My identity as Jewish cannot be reduced to a religious affiliation. Professor Said quoted Gramsci, an author that I'm familiar with, that, and I quote, 'to know thyself is to understand that we are a product of the historical process to date which has deposited an infinity of traces, without leaving an inventory'. Let's apply this pithy observation to Jewish identity. While it is tempting to equate Judaism with Jewishness, I submit to you that my identity as someone who is Jewish is far more complex than my religious affiliation. The collective inventory of the Jewish people rests on my shoulders. This inventory shapes and defines my understanding of what it means to be Jewish. The narrative of my people is a story of extraordinary achievement as well as unimaginable horror. For millennia, the Jewish people have left their fate in the hands of others. Our history is filled with extraordinary achievements as well as unimaginable violence. Our centuries-long Diaspora defined our existential identity in ways that cannot be reduced to simple labels. It was the portability of our religion that bound us together as a people, but it was our struggle to fit in; to be accepted that identified us as unique. Despite the fact that we excelled academically, professionally, industrially, we were never looked upon as anything other than Jewish. Professor Said in his book, Orientalism, examined how Europe looked upon the Orient as a dehumanized sea of amorphous otherness. If we accept this point of view, then my question is: How do you explain Western attitudes towards the Jews? We have always been a convenient object of hatred and violent retribution whenever it became convenient. If Europe reduced the Orient to an essentialist other, to borrow Professor Said's eloquent language, then how do we explain the dehumanizing treatment of Jews who lived in the heart of Europe? We did not live in a distant, exotic land where the West had discursive power over us. We thought of ourselves as assimilated. We studied Western philosophy, literature, music, and internalized the same culture as our dominant Christian brethren. Despite our contribution to every conceivable field of human endeavor, we were never fully accepted as equals. On the contrary, we were always the first to be blamed for the ills of Western Europe. Two hundred thousand Jews were forcibly removed from Spain in 1492 and thousands more were forcibly converted to Christianity in Portugal four years later. By the time we get to the Holocaust, our worst fears were realized. Jewish history and consciousness will be dominated by the traumatic memories of this unspeakable event. No people in history have undergone an experience of such violence and depth.
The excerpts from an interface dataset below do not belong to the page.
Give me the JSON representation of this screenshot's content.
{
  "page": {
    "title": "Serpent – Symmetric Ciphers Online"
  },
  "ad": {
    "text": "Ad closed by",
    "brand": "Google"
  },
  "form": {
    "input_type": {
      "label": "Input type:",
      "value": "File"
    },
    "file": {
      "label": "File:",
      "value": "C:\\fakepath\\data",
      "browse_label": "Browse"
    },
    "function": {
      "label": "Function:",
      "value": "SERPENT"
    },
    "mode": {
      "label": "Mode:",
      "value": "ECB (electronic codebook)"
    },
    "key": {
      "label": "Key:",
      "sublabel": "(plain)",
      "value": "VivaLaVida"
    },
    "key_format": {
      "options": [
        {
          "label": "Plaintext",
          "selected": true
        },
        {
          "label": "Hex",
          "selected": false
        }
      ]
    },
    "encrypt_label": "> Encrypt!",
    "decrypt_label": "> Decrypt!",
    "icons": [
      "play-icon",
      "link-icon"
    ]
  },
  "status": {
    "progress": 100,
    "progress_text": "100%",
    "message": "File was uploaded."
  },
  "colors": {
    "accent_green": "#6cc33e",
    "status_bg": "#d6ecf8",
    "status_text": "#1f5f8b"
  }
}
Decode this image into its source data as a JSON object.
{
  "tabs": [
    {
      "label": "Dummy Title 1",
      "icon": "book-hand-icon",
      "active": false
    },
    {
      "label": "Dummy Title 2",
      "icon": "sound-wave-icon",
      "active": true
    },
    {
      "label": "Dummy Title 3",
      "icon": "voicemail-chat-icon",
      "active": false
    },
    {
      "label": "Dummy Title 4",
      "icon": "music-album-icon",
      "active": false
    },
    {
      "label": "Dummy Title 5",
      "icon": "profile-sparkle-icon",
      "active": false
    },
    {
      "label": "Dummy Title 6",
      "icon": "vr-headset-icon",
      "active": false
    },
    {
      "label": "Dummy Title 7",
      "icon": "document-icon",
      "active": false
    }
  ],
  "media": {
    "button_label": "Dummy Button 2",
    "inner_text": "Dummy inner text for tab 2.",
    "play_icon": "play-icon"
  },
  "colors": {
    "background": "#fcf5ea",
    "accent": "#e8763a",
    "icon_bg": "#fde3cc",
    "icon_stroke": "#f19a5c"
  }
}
Israel's obsession with physical security; the sharp Jewish reaction to movements of discrimination and prejudice; an intoxicated awareness of life, not as something to be taken for granted but as a treasure to be fostered and nourished with eager vitality, a residual distrust of what lies beyond the Jewish wall, a mystical belief in the undying forces of Jewish history, which ensure survival when all appears lost; all these, together with the intimacy of more personal pains and agonies, are the legacy which the Holocaust transmits to the generation of Jews who have grown up under its shadow. -Fictional debate between Edward Said and Abba Eban.